Needed from the entries below: every line that holds the word "JSON".
** Opening Task material block **
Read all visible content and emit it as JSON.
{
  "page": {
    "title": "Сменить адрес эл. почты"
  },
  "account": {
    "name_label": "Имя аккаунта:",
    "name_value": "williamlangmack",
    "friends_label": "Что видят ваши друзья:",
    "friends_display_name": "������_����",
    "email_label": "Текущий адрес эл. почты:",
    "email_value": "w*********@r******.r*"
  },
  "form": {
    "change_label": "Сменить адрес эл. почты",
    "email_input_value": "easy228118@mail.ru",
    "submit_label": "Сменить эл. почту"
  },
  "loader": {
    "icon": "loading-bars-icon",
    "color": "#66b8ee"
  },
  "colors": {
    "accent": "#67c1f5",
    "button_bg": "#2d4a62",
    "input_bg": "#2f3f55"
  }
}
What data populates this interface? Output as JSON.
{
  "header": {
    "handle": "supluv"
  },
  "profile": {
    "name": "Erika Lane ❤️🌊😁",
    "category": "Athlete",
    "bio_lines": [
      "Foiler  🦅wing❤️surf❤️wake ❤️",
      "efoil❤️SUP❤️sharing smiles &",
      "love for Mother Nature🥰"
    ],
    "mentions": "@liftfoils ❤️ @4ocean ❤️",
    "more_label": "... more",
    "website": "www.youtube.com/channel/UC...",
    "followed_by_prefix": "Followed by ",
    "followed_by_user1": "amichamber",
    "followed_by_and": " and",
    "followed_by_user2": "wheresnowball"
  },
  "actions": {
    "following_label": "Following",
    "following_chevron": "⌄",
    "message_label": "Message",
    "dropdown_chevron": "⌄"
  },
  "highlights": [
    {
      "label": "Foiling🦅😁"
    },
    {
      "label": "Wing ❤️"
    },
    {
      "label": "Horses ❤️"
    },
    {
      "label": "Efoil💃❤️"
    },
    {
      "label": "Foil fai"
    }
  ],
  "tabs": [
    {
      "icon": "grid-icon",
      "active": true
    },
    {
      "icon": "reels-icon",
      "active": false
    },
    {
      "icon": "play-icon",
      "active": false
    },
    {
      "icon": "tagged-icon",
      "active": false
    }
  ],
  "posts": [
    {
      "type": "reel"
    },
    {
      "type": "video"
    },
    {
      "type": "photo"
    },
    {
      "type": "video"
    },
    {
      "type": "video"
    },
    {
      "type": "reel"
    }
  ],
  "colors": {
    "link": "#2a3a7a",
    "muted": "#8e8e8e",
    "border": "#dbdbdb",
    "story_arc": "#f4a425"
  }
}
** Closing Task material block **
> Response to this task:
Read all visible content and emit it as JSON.
What data populates this interface? Output as JSON.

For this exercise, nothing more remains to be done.